A 23-year-old female visited a dentist for evaluation of a palatal swelling. Radiographic examination revealed a large lesion in the maxilla.
Joen Iannucci Haring, DDS, MS
The patient stated that the palatal swelling started several months earlier and recently had become painful. The patient appeared to be in a general good state of health, with no significant medical history. The patient`s dental history included regular dental examinations and routine dental treatment. At the time of the dental appointment, the patient was not taking medications of any kind.
The patient`s vital signs were all found to be within normal limits. Examination of the head and neck region revealed no enlarged or palpable lymph nodes. Intraoral examination revealed a bony, hard swelling on the palate measuring approximately 1.5cm x 2.0cm (see photo). No other abnormalities were noted.
The patient`s most recent radiographs were taken approximately one year earlier; no lesion was evident on the previous radiographs. After a thorough clinical examination, a maxillary occlusal radiograph of the involved area was ordered. Examination of the occlusal radiograph revealed a large, well-defined radiolucency (see radiograph).
Based on the clinical and radiographic examination available, which one of the following is the most likely clinical diagnosis?
- aneurysmal bone cyst
- nasopalatine duct cyst
- simple bone cyst
- central giant cell granuloma
- odontogenic keratocyst
aneurysmal bone cyst
The aneurysmal bone cyst (ABC) is a benign lesion that most often occurs in the shaft of a long bone or in the vertebral column. The cause of the ABC is poorly understood. Some investigators believe it arises de novo, while others claim it represents a reactive lesion - some form of a vascular accident that occurs in a pre-existing lesion. The ABC is considered to be an uncommon lesion of the jaws.

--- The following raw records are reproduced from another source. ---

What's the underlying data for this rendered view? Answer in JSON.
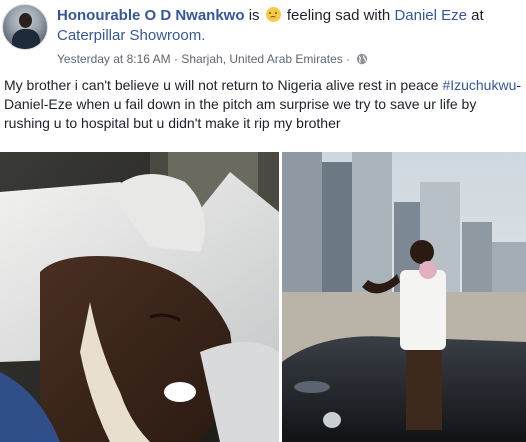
{
  "post": {
    "author": "Honourable O D Nwankwo",
    "is_text": "is",
    "feeling": "feeling sad with",
    "tagged": "Daniel Eze",
    "at_text": "at",
    "place": "Caterpillar Showroom.",
    "timestamp": "Yesterday at 8:16 AM",
    "location": "Sharjah, United Arab Emirates",
    "separator": "·",
    "icons": [
      "sad-face-icon",
      "globe-icon"
    ],
    "text_before": "My brother i can't believe u will not return to Nigeria alive rest in peace ",
    "hashtag": "#Izuchukwu",
    "text_after": "-Daniel-Eze when u fail down in the pitch am surprise we try to save ur life by rushing u to hospital but u didn't make it rip my brother"
  },
  "colors": {
    "link": "#365899",
    "text": "#1d2129",
    "meta": "#606770"
  }
}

The ABC is most often seen in patients under the age of 20; females are affected more frequently than males. The lesion is most often found in the posterior regions of the jaws, and the mandible is affected more frequently than the maxilla. The ABC is a fast-growing, solitary lesion. Pain is a common feature. Bony expansion is typically present and perforation may occur. The larger lesions are often associated with facial swelling.

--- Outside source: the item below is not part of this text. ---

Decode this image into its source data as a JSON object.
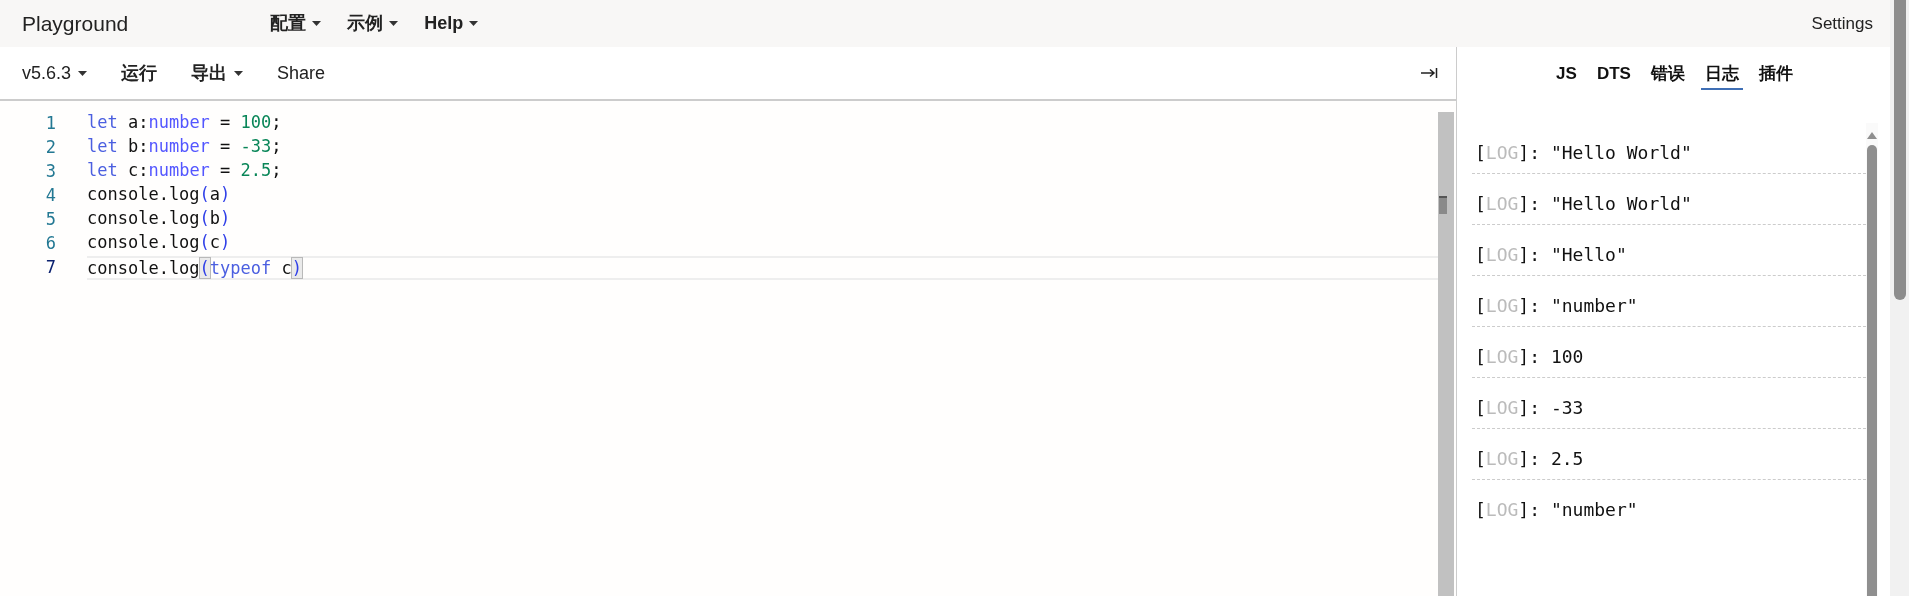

The ABC appears as a unilocular or multilocular radiolucent lesion with marked cortical expansion and thinning. The size of the ABC is variable.
The ABC cannot be diagnosed from its radiographic appearance alone. All lesions identified on a dental radiograph must be documented in the patient record and described in terms of appearance, location, and size. Biopsy and surgical removal must be recommended to the patient.
A biopsy of the lesion is necessary in order to make a definitive diagnosis. Histologically, the ABC exhibits large, blood-filled spaces surrounded by fibroblastic connective tissue containing giant cells. No epithelial lining is seen; therefore, by definition, the ABC is not a true cyst. Other lesions that may be considered in the differential diagnosis for the ABC include the odontogenic keratocyst, central giant cell granuloma, and ameloblastic fibroma.
The ABC is typically treated by curettage. There appears to be a substantial risk for recurrence following treatment; approximately 20 to 50 percent recur after removal. The long-term prognosis is favorable, although more extensive surgical resections may be required to control the recurrent lesions.
Joen Iannucci Haring, DDS, MS, is an associate professor of clinical dentistry, Section of Primary Care, The Ohio State University College of Dentistry.